Data for this task below:

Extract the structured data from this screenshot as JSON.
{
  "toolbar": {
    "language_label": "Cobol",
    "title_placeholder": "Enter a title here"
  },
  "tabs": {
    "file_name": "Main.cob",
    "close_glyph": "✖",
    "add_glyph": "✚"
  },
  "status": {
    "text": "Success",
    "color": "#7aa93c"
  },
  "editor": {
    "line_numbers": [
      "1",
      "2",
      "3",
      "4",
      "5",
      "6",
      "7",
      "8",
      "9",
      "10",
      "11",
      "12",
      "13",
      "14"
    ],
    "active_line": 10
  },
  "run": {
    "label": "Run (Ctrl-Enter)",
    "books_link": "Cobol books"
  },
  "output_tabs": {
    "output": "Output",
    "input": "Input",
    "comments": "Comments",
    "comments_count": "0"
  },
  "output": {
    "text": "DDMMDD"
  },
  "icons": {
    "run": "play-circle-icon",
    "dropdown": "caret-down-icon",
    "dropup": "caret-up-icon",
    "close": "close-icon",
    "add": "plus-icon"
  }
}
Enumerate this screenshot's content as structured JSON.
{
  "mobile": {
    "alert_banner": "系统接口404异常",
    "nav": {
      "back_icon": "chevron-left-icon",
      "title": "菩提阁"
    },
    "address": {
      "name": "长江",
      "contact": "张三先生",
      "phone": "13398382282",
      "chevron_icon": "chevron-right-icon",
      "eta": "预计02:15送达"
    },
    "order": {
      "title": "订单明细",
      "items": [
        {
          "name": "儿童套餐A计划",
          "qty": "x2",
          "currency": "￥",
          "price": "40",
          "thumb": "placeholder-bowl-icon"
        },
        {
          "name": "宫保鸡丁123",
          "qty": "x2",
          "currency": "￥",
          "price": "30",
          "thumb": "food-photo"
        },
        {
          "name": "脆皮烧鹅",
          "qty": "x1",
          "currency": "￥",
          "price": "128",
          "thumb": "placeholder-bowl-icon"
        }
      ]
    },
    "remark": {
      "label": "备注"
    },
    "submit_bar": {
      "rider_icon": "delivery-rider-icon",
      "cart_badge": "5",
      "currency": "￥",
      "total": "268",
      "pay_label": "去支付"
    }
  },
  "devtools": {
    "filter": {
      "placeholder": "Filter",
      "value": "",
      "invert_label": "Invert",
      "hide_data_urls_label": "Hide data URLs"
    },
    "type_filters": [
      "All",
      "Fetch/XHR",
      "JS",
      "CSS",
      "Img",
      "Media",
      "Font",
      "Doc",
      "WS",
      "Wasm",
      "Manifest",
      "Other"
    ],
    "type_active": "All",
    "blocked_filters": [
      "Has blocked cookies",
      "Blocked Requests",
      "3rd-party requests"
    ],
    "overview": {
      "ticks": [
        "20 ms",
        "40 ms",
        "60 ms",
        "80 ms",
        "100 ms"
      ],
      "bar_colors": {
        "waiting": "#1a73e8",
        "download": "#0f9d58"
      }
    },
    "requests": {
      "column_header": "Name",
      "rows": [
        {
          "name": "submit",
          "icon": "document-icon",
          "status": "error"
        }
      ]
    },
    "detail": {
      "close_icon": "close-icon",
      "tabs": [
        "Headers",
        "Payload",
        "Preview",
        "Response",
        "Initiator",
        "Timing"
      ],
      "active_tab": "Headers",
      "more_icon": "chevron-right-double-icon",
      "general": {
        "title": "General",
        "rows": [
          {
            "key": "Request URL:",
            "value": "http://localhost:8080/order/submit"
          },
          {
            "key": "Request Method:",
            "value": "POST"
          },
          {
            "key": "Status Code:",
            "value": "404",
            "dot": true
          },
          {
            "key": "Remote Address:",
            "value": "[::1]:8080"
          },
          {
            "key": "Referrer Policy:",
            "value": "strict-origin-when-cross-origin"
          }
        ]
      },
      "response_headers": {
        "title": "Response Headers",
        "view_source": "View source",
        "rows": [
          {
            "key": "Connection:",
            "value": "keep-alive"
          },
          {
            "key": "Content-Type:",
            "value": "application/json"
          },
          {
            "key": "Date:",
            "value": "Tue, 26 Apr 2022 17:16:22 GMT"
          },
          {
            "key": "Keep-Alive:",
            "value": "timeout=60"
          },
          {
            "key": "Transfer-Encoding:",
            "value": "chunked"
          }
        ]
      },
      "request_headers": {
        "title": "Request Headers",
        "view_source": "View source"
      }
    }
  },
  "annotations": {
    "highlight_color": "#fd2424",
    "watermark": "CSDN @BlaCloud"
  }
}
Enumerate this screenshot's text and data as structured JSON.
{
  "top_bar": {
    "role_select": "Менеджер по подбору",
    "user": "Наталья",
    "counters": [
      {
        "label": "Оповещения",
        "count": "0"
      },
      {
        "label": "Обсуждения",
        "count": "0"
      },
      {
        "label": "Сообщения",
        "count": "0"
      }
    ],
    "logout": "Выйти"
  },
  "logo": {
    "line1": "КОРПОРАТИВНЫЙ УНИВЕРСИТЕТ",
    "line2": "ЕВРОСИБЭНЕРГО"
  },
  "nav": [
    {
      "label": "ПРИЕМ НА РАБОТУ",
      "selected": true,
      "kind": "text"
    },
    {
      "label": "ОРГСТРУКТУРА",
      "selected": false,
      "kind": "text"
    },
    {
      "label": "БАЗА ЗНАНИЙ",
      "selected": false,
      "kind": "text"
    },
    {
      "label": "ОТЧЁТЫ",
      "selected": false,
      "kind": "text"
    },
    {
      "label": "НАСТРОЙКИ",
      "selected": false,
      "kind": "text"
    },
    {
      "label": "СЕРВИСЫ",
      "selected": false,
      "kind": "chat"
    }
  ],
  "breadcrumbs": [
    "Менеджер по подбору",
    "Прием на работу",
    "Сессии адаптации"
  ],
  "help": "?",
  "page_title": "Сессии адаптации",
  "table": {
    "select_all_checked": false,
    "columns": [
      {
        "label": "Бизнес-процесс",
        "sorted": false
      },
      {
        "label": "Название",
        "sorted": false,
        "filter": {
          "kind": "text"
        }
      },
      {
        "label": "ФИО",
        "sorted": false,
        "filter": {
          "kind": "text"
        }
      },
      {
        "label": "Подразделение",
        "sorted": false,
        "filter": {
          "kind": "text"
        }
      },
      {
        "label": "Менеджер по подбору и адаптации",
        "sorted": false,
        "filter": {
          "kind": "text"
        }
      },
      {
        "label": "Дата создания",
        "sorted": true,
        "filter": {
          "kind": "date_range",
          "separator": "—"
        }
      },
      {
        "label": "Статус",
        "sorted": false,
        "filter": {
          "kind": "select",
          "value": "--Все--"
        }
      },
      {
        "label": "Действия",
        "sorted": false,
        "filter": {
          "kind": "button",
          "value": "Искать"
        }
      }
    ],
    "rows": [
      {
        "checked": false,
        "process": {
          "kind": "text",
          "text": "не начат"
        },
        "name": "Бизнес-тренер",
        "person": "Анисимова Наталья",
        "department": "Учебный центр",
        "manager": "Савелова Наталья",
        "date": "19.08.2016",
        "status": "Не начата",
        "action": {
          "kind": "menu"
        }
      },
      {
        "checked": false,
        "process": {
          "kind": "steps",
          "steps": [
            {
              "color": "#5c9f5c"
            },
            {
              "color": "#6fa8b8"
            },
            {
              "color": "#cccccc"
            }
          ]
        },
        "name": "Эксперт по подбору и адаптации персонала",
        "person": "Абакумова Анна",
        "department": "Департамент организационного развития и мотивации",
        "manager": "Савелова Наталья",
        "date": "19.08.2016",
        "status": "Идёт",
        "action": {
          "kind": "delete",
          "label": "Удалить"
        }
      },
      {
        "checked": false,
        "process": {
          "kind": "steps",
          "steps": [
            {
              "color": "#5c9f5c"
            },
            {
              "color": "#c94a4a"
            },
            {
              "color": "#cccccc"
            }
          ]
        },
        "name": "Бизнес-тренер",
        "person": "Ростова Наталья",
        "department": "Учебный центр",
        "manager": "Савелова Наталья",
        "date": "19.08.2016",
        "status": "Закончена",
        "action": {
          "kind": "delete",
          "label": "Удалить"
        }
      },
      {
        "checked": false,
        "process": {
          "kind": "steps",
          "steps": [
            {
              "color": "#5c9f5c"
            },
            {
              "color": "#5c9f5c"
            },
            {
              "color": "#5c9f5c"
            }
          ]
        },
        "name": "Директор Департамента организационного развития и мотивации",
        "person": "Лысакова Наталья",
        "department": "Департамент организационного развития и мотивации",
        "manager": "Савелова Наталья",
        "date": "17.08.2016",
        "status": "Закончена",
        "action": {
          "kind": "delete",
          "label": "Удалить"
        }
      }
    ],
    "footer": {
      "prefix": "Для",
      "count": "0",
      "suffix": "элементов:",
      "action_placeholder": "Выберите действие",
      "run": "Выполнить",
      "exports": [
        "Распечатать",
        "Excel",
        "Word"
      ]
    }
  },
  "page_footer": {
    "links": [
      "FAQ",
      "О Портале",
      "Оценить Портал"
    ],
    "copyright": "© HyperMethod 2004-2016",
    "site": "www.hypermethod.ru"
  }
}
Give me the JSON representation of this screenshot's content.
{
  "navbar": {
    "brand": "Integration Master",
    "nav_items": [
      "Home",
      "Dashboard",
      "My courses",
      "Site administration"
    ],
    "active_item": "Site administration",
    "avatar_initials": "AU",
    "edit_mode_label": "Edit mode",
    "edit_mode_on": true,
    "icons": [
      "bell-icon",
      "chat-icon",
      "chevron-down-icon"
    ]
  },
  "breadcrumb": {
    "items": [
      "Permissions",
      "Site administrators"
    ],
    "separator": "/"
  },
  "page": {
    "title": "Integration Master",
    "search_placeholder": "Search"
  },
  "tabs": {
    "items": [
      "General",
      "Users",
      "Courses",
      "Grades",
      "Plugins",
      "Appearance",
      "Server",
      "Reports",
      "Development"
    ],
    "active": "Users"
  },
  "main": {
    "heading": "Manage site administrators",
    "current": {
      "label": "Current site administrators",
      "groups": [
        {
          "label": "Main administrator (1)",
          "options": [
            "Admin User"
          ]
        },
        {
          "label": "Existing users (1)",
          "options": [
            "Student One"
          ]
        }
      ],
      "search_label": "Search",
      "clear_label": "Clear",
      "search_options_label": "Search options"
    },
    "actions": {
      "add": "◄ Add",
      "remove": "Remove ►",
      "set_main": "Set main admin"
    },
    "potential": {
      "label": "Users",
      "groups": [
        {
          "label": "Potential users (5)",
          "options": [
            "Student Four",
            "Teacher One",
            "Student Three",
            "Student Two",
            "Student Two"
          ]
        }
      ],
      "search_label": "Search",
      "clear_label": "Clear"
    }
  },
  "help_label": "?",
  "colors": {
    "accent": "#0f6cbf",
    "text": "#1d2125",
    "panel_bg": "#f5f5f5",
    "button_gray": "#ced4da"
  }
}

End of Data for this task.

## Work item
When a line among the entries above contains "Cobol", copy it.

## Solution to this problem
    "language_label": "Cobol",
    "books_link": "Cobol books"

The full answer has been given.